The answer must restate every entry exactly as it appears.

Records supplied:
★ ★ ★ ★

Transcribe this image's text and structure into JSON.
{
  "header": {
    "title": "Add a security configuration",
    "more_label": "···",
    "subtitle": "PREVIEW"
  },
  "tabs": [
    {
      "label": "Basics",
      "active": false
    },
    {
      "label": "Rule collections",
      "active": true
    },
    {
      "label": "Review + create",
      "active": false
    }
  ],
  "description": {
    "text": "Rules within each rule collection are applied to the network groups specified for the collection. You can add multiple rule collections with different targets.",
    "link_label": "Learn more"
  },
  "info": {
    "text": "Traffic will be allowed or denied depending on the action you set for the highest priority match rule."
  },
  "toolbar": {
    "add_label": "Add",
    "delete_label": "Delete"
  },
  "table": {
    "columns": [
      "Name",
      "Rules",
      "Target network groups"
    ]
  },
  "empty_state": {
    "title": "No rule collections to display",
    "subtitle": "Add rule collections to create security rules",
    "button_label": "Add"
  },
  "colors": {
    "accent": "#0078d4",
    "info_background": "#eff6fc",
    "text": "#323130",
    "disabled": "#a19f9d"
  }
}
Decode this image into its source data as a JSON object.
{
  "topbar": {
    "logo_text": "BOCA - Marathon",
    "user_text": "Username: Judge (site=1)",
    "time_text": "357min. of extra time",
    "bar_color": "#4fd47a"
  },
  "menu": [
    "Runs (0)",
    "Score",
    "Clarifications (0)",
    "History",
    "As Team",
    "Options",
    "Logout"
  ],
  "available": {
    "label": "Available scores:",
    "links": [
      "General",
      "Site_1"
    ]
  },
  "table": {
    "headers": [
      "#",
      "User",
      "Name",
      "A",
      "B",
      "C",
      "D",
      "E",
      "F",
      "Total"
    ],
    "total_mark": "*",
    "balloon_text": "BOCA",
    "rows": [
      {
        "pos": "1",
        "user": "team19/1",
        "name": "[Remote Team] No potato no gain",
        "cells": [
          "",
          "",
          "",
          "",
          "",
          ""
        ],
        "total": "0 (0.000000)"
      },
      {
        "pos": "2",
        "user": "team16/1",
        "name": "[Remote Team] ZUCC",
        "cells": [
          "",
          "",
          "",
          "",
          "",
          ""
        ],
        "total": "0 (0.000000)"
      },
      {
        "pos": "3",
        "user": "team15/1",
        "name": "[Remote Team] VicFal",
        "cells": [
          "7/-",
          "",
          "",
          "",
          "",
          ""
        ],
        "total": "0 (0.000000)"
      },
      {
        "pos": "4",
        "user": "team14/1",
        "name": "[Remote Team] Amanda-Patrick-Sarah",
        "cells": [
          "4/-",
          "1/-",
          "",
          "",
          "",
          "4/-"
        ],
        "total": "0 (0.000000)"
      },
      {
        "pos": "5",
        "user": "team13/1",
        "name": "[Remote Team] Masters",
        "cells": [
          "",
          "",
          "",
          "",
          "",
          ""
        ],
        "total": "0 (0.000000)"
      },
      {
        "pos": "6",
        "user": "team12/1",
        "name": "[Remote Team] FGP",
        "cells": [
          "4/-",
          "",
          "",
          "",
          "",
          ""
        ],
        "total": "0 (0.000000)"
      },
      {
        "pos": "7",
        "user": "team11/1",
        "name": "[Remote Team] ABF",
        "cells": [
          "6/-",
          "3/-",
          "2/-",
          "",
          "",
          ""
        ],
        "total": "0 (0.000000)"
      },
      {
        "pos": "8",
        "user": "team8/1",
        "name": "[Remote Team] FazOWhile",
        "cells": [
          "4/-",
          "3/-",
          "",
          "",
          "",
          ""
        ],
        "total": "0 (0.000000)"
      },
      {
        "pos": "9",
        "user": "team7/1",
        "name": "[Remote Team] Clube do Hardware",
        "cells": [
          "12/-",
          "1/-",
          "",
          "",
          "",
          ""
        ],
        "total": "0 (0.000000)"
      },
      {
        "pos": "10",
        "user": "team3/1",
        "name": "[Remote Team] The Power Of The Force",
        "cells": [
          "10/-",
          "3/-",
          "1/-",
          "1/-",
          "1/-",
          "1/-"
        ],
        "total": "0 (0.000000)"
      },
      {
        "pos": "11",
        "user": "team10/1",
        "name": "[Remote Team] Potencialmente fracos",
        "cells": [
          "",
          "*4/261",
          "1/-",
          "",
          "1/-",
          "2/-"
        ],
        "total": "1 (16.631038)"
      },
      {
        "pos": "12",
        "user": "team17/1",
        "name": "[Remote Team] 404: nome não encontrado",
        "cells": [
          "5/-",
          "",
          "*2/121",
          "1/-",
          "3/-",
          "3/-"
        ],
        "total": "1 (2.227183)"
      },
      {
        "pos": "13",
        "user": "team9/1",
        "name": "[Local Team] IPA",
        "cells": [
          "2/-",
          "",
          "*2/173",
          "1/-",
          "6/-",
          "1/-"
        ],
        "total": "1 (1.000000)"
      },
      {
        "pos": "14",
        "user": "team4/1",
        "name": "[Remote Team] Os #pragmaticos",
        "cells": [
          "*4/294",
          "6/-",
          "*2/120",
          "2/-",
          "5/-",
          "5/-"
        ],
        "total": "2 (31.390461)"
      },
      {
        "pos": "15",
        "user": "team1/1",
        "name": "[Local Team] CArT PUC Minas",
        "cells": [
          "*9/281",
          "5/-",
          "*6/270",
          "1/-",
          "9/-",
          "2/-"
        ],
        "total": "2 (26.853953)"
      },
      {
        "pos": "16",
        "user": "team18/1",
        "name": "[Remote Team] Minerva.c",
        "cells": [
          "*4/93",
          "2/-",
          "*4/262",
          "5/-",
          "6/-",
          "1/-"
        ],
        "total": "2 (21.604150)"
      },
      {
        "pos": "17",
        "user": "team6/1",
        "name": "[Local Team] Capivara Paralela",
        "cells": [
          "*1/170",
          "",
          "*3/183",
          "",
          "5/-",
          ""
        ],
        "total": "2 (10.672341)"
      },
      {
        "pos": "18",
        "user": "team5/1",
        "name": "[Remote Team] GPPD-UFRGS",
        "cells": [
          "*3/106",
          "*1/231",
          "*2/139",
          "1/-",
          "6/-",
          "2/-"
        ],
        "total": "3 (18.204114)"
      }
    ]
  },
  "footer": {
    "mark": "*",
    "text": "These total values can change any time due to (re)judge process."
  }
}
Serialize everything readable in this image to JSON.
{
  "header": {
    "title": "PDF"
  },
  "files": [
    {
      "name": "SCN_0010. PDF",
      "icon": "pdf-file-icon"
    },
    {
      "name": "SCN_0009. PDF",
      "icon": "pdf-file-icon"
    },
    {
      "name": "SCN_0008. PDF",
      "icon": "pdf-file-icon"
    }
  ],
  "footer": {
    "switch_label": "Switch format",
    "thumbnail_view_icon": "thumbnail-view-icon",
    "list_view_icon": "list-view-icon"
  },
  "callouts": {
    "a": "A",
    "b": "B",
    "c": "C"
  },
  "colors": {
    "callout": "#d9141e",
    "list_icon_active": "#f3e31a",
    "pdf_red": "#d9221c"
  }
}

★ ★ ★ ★

Answer to the exercise:
Transcribe this image's text and structure into JSON.
{
  "header": {
    "title": "Add a security configuration",
    "more_label": "···",
    "subtitle": "PREVIEW"
  },
  "tabs": [
    {
      "label": "Basics",
      "active": false
    },
    {
      "label": "Rule collections",
      "active": true
    },
    {
      "label": "Review + create",
      "active": false
    }
  ],
  "description": {
    "text": "Rules within each rule collection are applied to the network groups specified for the collection. You can add multiple rule collections with different targets.",
    "link_label": "Learn more"
  },
  "info": {
    "text": "Traffic will be allowed or denied depending on the action you set for the highest priority match rule."
  },
  "toolbar": {
    "add_label": "Add",
    "delete_label": "Delete"
  },
  "table": {
    "columns": [
      "Name",
      "Rules",
      "Target network groups"
    ]
  },
  "empty_state": {
    "title": "No rule collections to display",
    "subtitle": "Add rule collections to create security rules",
    "button_label": "Add"
  },
  "colors": {
    "accent": "#0078d4",
    "info_background": "#eff6fc",
    "text": "#323130",
    "disabled": "#a19f9d"
  }
}
Decode this image into its source data as a JSON object.
{
  "topbar": {
    "logo_text": "BOCA - Marathon",
    "user_text": "Username: Judge (site=1)",
    "time_text": "357min. of extra time",
    "bar_color": "#4fd47a"
  },
  "menu": [
    "Runs (0)",
    "Score",
    "Clarifications (0)",
    "History",
    "As Team",
    "Options",
    "Logout"
  ],
  "available": {
    "label": "Available scores:",
    "links": [
      "General",
      "Site_1"
    ]
  },
  "table": {
    "headers": [
      "#",
      "User",
      "Name",
      "A",
      "B",
      "C",
      "D",
      "E",
      "F",
      "Total"
    ],
    "total_mark": "*",
    "balloon_text": "BOCA",
    "rows": [
      {
        "pos": "1",
        "user": "team19/1",
        "name": "[Remote Team] No potato no gain",
        "cells": [
          "",
          "",
          "",
          "",
          "",
          ""
        ],
        "total": "0 (0.000000)"
      },
      {
        "pos": "2",
        "user": "team16/1",
        "name": "[Remote Team] ZUCC",
        "cells": [
          "",
          "",
          "",
          "",
          "",
          ""
        ],
        "total": "0 (0.000000)"
      },
      {
        "pos": "3",
        "user": "team15/1",
        "name": "[Remote Team] VicFal",
        "cells": [
          "7/-",
          "",
          "",
          "",
          "",
          ""
        ],
        "total": "0 (0.000000)"
      },
      {
        "pos": "4",
        "user": "team14/1",
        "name": "[Remote Team] Amanda-Patrick-Sarah",
        "cells": [
          "4/-",
          "1/-",
          "",
          "",
          "",
          "4/-"
        ],
        "total": "0 (0.000000)"
      },
      {
        "pos": "5",
        "user": "team13/1",
        "name": "[Remote Team] Masters",
        "cells": [
          "",
          "",
          "",
          "",
          "",
          ""
        ],
        "total": "0 (0.000000)"
      },
      {
        "pos": "6",
        "user": "team12/1",
        "name": "[Remote Team] FGP",
        "cells": [
          "4/-",
          "",
          "",
          "",
          "",
          ""
        ],
        "total": "0 (0.000000)"
      },
      {
        "pos": "7",
        "user": "team11/1",
        "name": "[Remote Team] ABF",
        "cells": [
          "6/-",
          "3/-",
          "2/-",
          "",
          "",
          ""
        ],
        "total": "0 (0.000000)"
      },
      {
        "pos": "8",
        "user": "team8/1",
        "name": "[Remote Team] FazOWhile",
        "cells": [
          "4/-",
          "3/-",
          "",
          "",
          "",
          ""
        ],
        "total": "0 (0.000000)"
      },
      {
        "pos": "9",
        "user": "team7/1",
        "name": "[Remote Team] Clube do Hardware",
        "cells": [
          "12/-",
          "1/-",
          "",
          "",
          "",
          ""
        ],
        "total": "0 (0.000000)"
      },
      {
        "pos": "10",
        "user": "team3/1",
        "name": "[Remote Team] The Power Of The Force",
        "cells": [
          "10/-",
          "3/-",
          "1/-",
          "1/-",
          "1/-",
          "1/-"
        ],
        "total": "0 (0.000000)"
      },
      {
        "pos": "11",
        "user": "team10/1",
        "name": "[Remote Team] Potencialmente fracos",
        "cells": [
          "",
          "*4/261",
          "1/-",
          "",
          "1/-",
          "2/-"
        ],
        "total": "1 (16.631038)"
      },
      {
        "pos": "12",
        "user": "team17/1",
        "name": "[Remote Team] 404: nome não encontrado",
        "cells": [
          "5/-",
          "",
          "*2/121",
          "1/-",
          "3/-",
          "3/-"
        ],
        "total": "1 (2.227183)"
      },
      {
        "pos": "13",
        "user": "team9/1",
        "name": "[Local Team] IPA",
        "cells": [
          "2/-",
          "",
          "*2/173",
          "1/-",
          "6/-",
          "1/-"
        ],
        "total": "1 (1.000000)"
      },
      {
        "pos": "14",
        "user": "team4/1",
        "name": "[Remote Team] Os #pragmaticos",
        "cells": [
          "*4/294",
          "6/-",
          "*2/120",
          "2/-",
          "5/-",
          "5/-"
        ],
        "total": "2 (31.390461)"
      },
      {
        "pos": "15",
        "user": "team1/1",
        "name": "[Local Team] CArT PUC Minas",
        "cells": [
          "*9/281",
          "5/-",
          "*6/270",
          "1/-",
          "9/-",
          "2/-"
        ],
        "total": "2 (26.853953)"
      },
      {
        "pos": "16",
        "user": "team18/1",
        "name": "[Remote Team] Minerva.c",
        "cells": [
          "*4/93",
          "2/-",
          "*4/262",
          "5/-",
          "6/-",
          "1/-"
        ],
        "total": "2 (21.604150)"
      },
      {
        "pos": "17",
        "user": "team6/1",
        "name": "[Local Team] Capivara Paralela",
        "cells": [
          "*1/170",
          "",
          "*3/183",
          "",
          "5/-",
          ""
        ],
        "total": "2 (10.672341)"
      },
      {
        "pos": "18",
        "user": "team5/1",
        "name": "[Remote Team] GPPD-UFRGS",
        "cells": [
          "*3/106",
          "*1/231",
          "*2/139",
          "1/-",
          "6/-",
          "2/-"
        ],
        "total": "3 (18.204114)"
      }
    ]
  },
  "footer": {
    "mark": "*",
    "text": "These total values can change any time due to (re)judge process."
  }
}
Serialize everything readable in this image to JSON.
{
  "header": {
    "title": "PDF"
  },
  "files": [
    {
      "name": "SCN_0010. PDF",
      "icon": "pdf-file-icon"
    },
    {
      "name": "SCN_0009. PDF",
      "icon": "pdf-file-icon"
    },
    {
      "name": "SCN_0008. PDF",
      "icon": "pdf-file-icon"
    }
  ],
  "footer": {
    "switch_label": "Switch format",
    "thumbnail_view_icon": "thumbnail-view-icon",
    "list_view_icon": "list-view-icon"
  },
  "callouts": {
    "a": "A",
    "b": "B",
    "c": "C"
  },
  "colors": {
    "callout": "#d9141e",
    "list_icon_active": "#f3e31a",
    "pdf_red": "#d9221c"
  }
}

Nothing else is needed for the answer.